Task to carry out: Filter the entries, keeping every line with the string "CLIPS".

Website and app data records:
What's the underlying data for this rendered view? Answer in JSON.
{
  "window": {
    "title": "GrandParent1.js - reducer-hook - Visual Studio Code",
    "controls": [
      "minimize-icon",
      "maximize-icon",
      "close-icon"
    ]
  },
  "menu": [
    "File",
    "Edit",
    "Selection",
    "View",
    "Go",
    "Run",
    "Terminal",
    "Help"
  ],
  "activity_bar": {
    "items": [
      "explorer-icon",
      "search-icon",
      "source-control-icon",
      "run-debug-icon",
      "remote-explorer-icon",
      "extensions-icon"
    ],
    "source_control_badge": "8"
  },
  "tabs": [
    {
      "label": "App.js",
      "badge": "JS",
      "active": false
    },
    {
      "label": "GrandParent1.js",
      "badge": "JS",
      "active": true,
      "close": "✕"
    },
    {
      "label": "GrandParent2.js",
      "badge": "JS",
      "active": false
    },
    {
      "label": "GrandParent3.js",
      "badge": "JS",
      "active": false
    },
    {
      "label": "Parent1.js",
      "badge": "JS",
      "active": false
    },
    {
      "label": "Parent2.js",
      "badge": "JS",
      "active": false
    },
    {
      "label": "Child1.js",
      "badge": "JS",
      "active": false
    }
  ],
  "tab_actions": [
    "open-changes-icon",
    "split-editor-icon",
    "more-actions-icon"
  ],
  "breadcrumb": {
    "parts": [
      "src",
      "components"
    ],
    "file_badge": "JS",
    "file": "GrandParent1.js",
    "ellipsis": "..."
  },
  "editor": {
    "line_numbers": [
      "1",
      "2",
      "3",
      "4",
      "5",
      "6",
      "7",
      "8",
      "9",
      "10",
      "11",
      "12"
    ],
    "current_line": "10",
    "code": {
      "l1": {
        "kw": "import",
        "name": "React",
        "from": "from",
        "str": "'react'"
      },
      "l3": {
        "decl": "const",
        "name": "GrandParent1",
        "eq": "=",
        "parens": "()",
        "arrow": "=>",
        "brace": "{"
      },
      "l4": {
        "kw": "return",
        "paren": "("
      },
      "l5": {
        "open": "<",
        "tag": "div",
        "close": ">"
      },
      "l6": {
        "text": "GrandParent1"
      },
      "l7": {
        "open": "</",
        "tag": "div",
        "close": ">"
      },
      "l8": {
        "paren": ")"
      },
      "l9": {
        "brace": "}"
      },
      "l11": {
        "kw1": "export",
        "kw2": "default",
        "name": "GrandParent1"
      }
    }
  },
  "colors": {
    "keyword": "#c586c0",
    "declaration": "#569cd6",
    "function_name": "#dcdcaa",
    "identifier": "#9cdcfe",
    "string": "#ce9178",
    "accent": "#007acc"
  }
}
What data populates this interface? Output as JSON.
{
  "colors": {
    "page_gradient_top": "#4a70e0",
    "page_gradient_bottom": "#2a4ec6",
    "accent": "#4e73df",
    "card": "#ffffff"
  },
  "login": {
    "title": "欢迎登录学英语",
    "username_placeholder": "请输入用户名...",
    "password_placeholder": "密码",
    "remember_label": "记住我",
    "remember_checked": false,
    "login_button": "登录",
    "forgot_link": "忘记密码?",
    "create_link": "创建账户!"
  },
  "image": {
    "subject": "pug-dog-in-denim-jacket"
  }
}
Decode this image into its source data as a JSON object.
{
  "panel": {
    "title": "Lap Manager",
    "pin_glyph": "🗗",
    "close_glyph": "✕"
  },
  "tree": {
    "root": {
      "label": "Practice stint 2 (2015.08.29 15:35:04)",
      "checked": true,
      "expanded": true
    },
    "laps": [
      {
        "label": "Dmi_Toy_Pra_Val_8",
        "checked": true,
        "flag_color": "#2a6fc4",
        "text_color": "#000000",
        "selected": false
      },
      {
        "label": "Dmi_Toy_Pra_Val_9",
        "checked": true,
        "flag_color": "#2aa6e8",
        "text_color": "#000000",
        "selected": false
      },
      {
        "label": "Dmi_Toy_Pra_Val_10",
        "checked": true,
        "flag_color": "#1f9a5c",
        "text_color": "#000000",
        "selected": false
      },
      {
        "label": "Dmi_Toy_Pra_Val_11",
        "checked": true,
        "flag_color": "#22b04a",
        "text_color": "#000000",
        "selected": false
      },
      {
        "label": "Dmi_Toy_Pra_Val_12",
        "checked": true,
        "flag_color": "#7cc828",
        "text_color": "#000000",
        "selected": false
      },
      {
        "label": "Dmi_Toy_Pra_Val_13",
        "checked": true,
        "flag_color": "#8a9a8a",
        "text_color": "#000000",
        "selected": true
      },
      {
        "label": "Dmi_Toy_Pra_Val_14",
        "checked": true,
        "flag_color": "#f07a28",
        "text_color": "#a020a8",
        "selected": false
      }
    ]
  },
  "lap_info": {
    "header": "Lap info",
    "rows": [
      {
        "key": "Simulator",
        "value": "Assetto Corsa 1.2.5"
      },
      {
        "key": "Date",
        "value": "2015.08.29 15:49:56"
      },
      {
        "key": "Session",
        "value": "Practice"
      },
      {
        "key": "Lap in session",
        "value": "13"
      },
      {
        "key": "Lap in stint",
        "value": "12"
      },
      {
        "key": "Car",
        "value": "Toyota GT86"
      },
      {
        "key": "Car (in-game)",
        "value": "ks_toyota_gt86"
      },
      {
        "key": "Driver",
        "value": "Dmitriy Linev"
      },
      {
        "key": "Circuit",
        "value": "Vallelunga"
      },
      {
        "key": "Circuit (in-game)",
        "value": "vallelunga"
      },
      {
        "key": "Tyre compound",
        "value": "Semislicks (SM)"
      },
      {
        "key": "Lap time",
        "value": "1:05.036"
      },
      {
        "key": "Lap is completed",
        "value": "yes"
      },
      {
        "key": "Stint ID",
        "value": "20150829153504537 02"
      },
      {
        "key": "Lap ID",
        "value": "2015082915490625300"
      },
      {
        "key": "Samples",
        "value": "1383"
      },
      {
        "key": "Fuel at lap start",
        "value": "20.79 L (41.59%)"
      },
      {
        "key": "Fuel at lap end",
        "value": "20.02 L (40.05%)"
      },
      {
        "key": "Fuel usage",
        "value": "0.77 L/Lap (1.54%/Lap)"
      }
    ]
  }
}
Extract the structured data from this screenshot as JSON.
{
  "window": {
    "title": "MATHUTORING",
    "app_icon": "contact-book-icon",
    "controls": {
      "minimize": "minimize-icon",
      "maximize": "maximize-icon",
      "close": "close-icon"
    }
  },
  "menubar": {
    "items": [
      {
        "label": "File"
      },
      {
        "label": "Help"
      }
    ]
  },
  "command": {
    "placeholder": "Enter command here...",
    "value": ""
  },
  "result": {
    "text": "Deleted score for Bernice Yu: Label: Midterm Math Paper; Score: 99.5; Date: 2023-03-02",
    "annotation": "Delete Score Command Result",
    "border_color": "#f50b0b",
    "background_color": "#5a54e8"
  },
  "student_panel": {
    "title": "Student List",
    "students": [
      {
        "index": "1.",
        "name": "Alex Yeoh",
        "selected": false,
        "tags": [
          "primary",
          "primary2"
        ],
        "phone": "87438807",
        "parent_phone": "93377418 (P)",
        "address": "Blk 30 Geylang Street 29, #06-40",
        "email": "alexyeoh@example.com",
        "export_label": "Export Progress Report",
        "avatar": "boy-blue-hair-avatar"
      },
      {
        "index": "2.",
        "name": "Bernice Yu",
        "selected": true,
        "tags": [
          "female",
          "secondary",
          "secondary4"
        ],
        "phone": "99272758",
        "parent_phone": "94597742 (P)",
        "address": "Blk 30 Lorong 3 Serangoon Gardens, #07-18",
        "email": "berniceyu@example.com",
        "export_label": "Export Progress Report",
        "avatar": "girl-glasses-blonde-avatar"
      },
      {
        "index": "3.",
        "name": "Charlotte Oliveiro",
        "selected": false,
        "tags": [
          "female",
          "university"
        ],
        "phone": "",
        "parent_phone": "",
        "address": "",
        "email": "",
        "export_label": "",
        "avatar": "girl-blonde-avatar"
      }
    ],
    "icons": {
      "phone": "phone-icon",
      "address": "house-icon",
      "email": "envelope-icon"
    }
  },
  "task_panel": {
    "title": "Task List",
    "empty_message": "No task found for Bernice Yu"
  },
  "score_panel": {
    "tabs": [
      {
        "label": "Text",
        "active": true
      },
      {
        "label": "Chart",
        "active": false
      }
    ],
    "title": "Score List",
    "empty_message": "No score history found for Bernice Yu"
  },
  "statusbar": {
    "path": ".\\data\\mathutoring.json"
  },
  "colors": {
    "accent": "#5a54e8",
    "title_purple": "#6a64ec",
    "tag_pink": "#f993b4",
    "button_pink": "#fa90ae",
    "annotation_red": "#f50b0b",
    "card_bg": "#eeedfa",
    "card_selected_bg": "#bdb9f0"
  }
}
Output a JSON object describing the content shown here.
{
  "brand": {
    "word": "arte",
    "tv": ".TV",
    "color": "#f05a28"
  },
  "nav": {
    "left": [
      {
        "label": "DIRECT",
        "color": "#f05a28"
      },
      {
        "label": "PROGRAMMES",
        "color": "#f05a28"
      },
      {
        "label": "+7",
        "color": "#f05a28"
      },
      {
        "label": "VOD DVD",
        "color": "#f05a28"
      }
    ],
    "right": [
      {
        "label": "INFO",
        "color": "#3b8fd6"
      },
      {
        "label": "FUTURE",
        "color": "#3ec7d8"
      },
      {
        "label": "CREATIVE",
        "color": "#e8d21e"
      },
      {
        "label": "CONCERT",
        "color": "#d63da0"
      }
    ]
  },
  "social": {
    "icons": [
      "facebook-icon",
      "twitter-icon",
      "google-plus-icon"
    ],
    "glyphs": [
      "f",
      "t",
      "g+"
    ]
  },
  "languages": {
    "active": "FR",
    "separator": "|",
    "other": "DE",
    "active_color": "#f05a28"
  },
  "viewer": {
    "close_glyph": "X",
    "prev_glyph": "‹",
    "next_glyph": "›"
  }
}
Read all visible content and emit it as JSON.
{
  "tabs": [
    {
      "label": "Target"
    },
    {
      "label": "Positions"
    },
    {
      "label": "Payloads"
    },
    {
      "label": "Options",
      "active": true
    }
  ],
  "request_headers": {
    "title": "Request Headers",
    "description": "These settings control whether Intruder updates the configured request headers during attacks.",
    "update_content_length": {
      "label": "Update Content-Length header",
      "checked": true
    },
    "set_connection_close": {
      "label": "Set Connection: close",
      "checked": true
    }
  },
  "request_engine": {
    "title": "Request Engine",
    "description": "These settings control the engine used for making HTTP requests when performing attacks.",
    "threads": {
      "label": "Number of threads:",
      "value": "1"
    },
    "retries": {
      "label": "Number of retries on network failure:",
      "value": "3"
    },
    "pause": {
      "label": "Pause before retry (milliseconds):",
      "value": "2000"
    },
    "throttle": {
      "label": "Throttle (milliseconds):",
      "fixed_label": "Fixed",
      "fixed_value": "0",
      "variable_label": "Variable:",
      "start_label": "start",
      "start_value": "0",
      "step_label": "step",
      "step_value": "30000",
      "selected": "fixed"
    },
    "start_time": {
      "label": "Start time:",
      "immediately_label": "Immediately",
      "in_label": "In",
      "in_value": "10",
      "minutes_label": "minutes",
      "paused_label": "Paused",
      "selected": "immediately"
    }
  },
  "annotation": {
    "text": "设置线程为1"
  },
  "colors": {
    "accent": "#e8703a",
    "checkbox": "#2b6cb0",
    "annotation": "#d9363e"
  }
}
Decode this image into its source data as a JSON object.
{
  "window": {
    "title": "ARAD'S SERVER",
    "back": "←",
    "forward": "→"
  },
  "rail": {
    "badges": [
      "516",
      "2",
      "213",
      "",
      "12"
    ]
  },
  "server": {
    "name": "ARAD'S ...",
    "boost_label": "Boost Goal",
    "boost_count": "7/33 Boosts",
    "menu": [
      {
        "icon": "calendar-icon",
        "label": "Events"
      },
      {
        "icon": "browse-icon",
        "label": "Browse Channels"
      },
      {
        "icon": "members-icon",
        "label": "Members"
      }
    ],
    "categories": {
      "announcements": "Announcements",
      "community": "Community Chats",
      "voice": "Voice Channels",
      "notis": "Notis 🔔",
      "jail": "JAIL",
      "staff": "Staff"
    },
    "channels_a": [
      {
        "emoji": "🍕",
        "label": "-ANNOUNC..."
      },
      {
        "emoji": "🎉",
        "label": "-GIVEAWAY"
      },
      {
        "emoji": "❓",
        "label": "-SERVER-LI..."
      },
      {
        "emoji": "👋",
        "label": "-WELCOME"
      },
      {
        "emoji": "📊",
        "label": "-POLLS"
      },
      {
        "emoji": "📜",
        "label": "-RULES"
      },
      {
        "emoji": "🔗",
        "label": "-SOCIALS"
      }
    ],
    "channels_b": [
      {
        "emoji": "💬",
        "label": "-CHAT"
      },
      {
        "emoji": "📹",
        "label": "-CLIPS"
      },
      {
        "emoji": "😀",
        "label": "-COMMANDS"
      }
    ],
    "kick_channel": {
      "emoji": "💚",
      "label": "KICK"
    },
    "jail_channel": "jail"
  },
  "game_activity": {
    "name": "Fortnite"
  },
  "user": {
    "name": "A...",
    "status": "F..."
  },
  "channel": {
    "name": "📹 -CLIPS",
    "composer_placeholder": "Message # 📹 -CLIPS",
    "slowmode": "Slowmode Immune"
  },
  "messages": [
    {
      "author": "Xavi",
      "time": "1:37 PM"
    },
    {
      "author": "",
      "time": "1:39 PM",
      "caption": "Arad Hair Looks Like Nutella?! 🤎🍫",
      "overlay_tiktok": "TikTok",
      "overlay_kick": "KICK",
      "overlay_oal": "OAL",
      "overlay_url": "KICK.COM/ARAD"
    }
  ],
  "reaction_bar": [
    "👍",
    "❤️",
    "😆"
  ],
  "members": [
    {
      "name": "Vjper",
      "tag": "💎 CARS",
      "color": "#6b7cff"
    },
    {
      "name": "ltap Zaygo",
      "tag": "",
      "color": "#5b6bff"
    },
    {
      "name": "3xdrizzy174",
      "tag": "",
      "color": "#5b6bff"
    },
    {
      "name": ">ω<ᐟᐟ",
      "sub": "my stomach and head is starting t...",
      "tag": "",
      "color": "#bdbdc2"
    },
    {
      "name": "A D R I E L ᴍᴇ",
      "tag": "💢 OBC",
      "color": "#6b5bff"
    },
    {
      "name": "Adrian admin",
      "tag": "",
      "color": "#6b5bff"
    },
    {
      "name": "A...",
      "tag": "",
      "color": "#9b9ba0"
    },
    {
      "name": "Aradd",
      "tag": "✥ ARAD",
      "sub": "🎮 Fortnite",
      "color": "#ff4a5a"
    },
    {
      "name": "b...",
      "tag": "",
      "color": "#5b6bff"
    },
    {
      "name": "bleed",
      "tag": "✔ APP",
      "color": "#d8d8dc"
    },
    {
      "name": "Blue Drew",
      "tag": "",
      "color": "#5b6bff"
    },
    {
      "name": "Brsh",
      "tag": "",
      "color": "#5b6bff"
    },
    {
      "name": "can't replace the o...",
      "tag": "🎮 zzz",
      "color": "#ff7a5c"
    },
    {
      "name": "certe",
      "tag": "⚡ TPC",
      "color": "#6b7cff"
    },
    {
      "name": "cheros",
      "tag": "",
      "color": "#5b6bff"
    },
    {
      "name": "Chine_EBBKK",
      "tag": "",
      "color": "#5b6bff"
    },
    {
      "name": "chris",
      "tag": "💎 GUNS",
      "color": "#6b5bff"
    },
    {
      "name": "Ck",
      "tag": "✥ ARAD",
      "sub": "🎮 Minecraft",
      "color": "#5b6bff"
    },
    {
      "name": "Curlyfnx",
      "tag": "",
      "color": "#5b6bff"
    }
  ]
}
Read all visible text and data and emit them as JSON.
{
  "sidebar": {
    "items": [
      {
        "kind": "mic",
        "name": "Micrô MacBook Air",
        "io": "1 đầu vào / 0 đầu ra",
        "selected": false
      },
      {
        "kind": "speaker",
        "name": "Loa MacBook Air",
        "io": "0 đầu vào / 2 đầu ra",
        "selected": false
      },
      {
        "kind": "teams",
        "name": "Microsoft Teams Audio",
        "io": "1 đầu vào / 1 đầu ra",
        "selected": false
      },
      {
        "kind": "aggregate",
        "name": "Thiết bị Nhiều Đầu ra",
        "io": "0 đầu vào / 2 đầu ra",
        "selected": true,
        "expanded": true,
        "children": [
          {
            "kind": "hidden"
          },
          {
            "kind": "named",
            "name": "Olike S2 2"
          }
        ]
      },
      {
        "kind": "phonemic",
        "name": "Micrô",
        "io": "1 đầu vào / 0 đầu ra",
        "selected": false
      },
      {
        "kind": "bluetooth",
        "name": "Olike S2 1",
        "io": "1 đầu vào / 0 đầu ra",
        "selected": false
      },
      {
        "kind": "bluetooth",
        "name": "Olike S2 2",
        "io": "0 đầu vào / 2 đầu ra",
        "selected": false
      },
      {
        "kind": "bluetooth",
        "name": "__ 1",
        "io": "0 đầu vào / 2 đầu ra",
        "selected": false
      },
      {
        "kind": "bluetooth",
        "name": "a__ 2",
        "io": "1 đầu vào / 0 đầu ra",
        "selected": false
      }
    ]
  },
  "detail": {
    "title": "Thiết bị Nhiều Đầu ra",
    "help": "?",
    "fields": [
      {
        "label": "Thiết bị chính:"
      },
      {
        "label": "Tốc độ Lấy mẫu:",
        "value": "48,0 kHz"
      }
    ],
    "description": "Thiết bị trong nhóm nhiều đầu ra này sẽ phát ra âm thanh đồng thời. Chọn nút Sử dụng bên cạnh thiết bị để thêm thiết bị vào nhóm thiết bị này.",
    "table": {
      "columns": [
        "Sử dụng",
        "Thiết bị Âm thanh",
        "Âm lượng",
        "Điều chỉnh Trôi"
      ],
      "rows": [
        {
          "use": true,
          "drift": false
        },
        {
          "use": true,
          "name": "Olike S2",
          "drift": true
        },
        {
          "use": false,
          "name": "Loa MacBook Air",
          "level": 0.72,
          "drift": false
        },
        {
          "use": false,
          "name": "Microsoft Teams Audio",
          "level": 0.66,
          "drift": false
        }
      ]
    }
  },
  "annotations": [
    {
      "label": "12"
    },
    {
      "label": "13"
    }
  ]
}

Solution for this task:
        "label": "-CLIPS"
    "name": "📹 -CLIPS",
    "composer_placeholder": "Message # 📹 -CLIPS",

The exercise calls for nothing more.